## WHAT IS NEEDED
Write out the data again in full, exactly as it reads.

## DATA UNDER STUDY
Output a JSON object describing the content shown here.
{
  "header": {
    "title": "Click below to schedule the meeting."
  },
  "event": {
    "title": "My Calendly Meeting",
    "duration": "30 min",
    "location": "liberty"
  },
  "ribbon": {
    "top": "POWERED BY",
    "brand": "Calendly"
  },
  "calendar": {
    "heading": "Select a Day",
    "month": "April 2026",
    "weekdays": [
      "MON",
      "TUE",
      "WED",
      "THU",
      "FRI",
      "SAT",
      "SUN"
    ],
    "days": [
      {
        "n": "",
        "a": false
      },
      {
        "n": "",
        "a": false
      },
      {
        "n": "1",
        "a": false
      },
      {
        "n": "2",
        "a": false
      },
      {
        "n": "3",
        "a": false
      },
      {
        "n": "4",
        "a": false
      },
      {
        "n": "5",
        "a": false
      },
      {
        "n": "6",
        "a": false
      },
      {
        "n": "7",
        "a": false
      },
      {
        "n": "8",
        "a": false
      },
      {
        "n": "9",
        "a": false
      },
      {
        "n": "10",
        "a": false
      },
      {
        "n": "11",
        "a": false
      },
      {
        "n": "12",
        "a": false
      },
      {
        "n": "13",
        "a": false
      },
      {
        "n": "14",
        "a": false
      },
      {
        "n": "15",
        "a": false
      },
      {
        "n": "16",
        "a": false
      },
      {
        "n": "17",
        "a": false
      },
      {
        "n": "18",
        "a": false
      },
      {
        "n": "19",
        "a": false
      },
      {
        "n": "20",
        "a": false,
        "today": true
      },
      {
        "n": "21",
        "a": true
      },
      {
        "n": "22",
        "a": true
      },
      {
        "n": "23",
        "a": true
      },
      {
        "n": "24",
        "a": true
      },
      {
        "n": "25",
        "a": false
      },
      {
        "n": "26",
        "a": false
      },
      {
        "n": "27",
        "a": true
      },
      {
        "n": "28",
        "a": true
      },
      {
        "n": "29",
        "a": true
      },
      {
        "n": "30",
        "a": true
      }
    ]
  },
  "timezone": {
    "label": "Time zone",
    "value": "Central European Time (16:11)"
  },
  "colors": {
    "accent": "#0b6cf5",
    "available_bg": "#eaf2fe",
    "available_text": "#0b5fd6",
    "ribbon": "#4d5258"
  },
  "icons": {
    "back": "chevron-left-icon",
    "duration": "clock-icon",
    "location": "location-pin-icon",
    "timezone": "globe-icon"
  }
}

## SOLUTION TO THIS EXERCISE
Output a JSON object describing the content shown here.
{
  "header": {
    "title": "Click below to schedule the meeting."
  },
  "event": {
    "title": "My Calendly Meeting",
    "duration": "30 min",
    "location": "liberty"
  },
  "ribbon": {
    "top": "POWERED BY",
    "brand": "Calendly"
  },
  "calendar": {
    "heading": "Select a Day",
    "month": "April 2026",
    "weekdays": [
      "MON",
      "TUE",
      "WED",
      "THU",
      "FRI",
      "SAT",
      "SUN"
    ],
    "days": [
      {
        "n": "",
        "a": false
      },
      {
        "n": "",
        "a": false
      },
      {
        "n": "1",
        "a": false
      },
      {
        "n": "2",
        "a": false
      },
      {
        "n": "3",
        "a": false
      },
      {
        "n": "4",
        "a": false
      },
      {
        "n": "5",
        "a": false
      },
      {
        "n": "6",
        "a": false
      },
      {
        "n": "7",
        "a": false
      },
      {
        "n": "8",
        "a": false
      },
      {
        "n": "9",
        "a": false
      },
      {
        "n": "10",
        "a": false
      },
      {
        "n": "11",
        "a": false
      },
      {
        "n": "12",
        "a": false
      },
      {
        "n": "13",
        "a": false
      },
      {
        "n": "14",
        "a": false
      },
      {
        "n": "15",
        "a": false
      },
      {
        "n": "16",
        "a": false
      },
      {
        "n": "17",
        "a": false
      },
      {
        "n": "18",
        "a": false
      },
      {
        "n": "19",
        "a": false
      },
      {
        "n": "20",
        "a": false,
        "today": true
      },
      {
        "n": "21",
        "a": true
      },
      {
        "n": "22",
        "a": true
      },
      {
        "n": "23",
        "a": true
      },
      {
        "n": "24",
        "a": true
      },
      {
        "n": "25",
        "a": false
      },
      {
        "n": "26",
        "a": false
      },
      {
        "n": "27",
        "a": true
      },
      {
        "n": "28",
        "a": true
      },
      {
        "n": "29",
        "a": true
      },
      {
        "n": "30",
        "a": true
      }
    ]
  },
  "timezone": {
    "label": "Time zone",
    "value": "Central European Time (16:11)"
  },
  "colors": {
    "accent": "#0b6cf5",
    "available_bg": "#eaf2fe",
    "available_text": "#0b5fd6",
    "ribbon": "#4d5258"
  },
  "icons": {
    "back": "chevron-left-icon",
    "duration": "clock-icon",
    "location": "location-pin-icon",
    "timezone": "globe-icon"
  }
}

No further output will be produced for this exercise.